> _What you should do_
Write out the full set of records exactly. Any pictures in them do not belong in the copy.

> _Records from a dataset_
_ _ _ _ _ _ _
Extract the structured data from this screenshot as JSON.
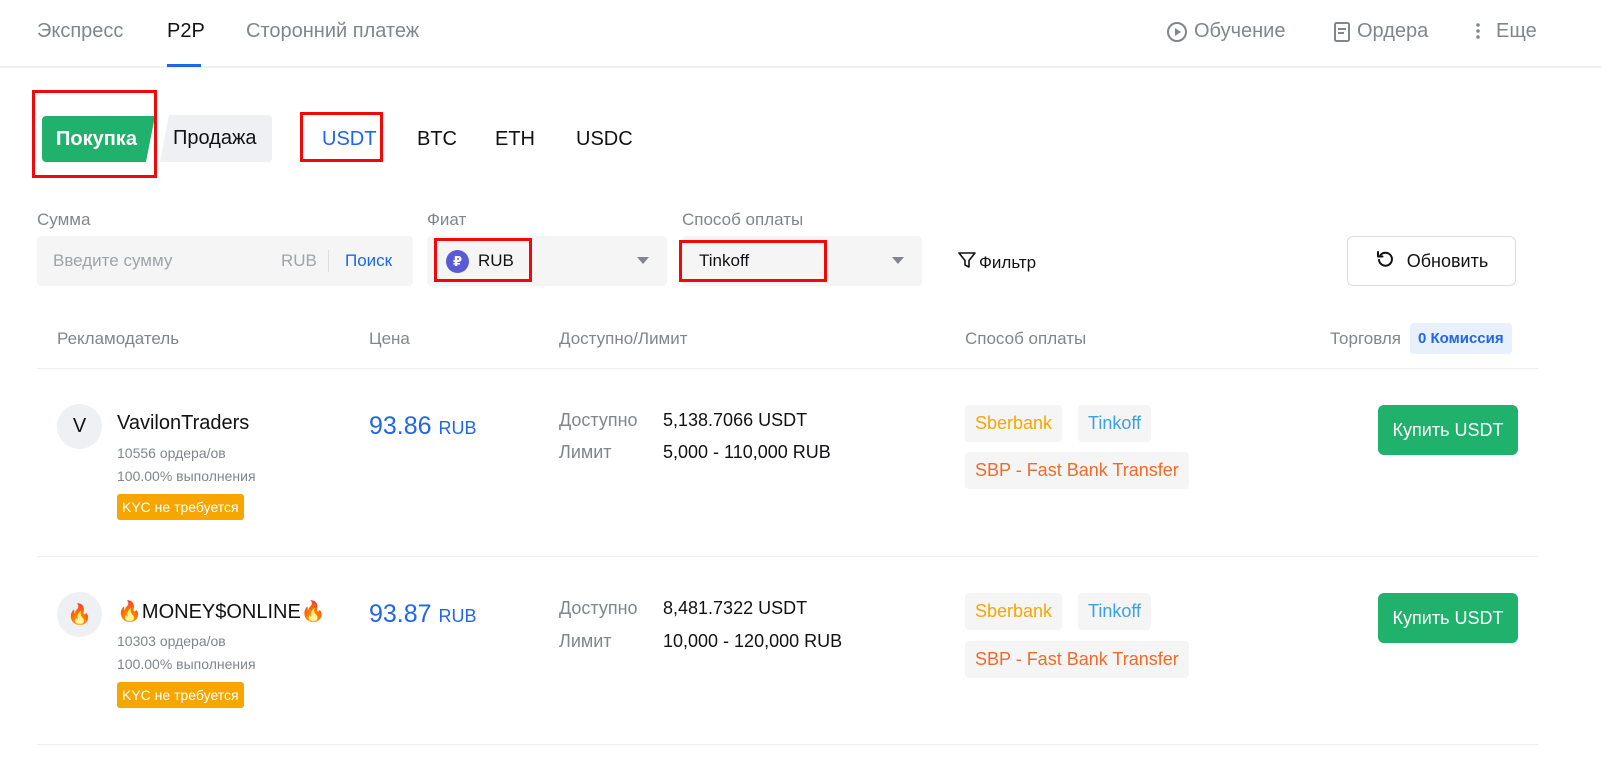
{
  "topnav": {
    "tabs": [
      "Экспресс",
      "P2P",
      "Сторонний платеж"
    ],
    "right": {
      "learn": "Обучение",
      "orders": "Ордера",
      "more": "Еще"
    }
  },
  "trade": {
    "buy": "Покупка",
    "sell": "Продажа"
  },
  "coins": [
    "USDT",
    "BTC",
    "ETH",
    "USDC"
  ],
  "filters": {
    "amount_label": "Сумма",
    "amount_placeholder": "Введите сумму",
    "amount_currency": "RUB",
    "search": "Поиск",
    "fiat_label": "Фиат",
    "fiat_value": "RUB",
    "fiat_symbol": "₽",
    "payment_label": "Способ оплаты",
    "payment_value": "Tinkoff",
    "filter": "Фильтр",
    "refresh": "Обновить"
  },
  "table": {
    "headers": {
      "advertiser": "Рекламодатель",
      "price": "Цена",
      "available": "Доступно/Лимит",
      "payment": "Способ оплаты",
      "trade": "Торговля",
      "commission": "0 Комиссия"
    },
    "rows": [
      {
        "avatar": "V",
        "name": "VavilonTraders",
        "orders": "10556 ордера/ов",
        "completion": "100.00% выполнения",
        "kyc": "KYC не требуется",
        "price": "93.86",
        "price_unit": "RUB",
        "available_label": "Доступно",
        "available": "5,138.7066 USDT",
        "limit_label": "Лимит",
        "limit": "5,000 - 110,000 RUB",
        "payments": [
          "Sberbank",
          "Tinkoff",
          "SBP - Fast Bank Transfer"
        ],
        "action": "Купить USDT"
      },
      {
        "avatar": "🔥",
        "name": "🔥MONEY$ONLINE🔥",
        "orders": "10303 ордера/ов",
        "completion": "100.00% выполнения",
        "kyc": "KYC не требуется",
        "price": "93.87",
        "price_unit": "RUB",
        "available_label": "Доступно",
        "available": "8,481.7322 USDT",
        "limit_label": "Лимит",
        "limit": "10,000 - 120,000 RUB",
        "payments": [
          "Sberbank",
          "Tinkoff",
          "SBP - Fast Bank Transfer"
        ],
        "action": "Купить USDT"
      }
    ]
  },
  "colors": {
    "accent": "#1f66e8",
    "buy": "#20b26c",
    "kyc": "#f7a600",
    "highlight": "#f20808"
  }
}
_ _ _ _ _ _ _
> _Solution for this task_
Extract the structured data from this screenshot as JSON.
{
  "topnav": {
    "tabs": [
      "Экспресс",
      "P2P",
      "Сторонний платеж"
    ],
    "right": {
      "learn": "Обучение",
      "orders": "Ордера",
      "more": "Еще"
    }
  },
  "trade": {
    "buy": "Покупка",
    "sell": "Продажа"
  },
  "coins": [
    "USDT",
    "BTC",
    "ETH",
    "USDC"
  ],
  "filters": {
    "amount_label": "Сумма",
    "amount_placeholder": "Введите сумму",
    "amount_currency": "RUB",
    "search": "Поиск",
    "fiat_label": "Фиат",
    "fiat_value": "RUB",
    "fiat_symbol": "₽",
    "payment_label": "Способ оплаты",
    "payment_value": "Tinkoff",
    "filter": "Фильтр",
    "refresh": "Обновить"
  },
  "table": {
    "headers": {
      "advertiser": "Рекламодатель",
      "price": "Цена",
      "available": "Доступно/Лимит",
      "payment": "Способ оплаты",
      "trade": "Торговля",
      "commission": "0 Комиссия"
    },
    "rows": [
      {
        "avatar": "V",
        "name": "VavilonTraders",
        "orders": "10556 ордера/ов",
        "completion": "100.00% выполнения",
        "kyc": "KYC не требуется",
        "price": "93.86",
        "price_unit": "RUB",
        "available_label": "Доступно",
        "available": "5,138.7066 USDT",
        "limit_label": "Лимит",
        "limit": "5,000 - 110,000 RUB",
        "payments": [
          "Sberbank",
          "Tinkoff",
          "SBP - Fast Bank Transfer"
        ],
        "action": "Купить USDT"
      },
      {
        "avatar": "🔥",
        "name": "🔥MONEY$ONLINE🔥",
        "orders": "10303 ордера/ов",
        "completion": "100.00% выполнения",
        "kyc": "KYC не требуется",
        "price": "93.87",
        "price_unit": "RUB",
        "available_label": "Доступно",
        "available": "8,481.7322 USDT",
        "limit_label": "Лимит",
        "limit": "10,000 - 120,000 RUB",
        "payments": [
          "Sberbank",
          "Tinkoff",
          "SBP - Fast Bank Transfer"
        ],
        "action": "Купить USDT"
      }
    ]
  },
  "colors": {
    "accent": "#1f66e8",
    "buy": "#20b26c",
    "kyc": "#f7a600",
    "highlight": "#f20808"
  }
}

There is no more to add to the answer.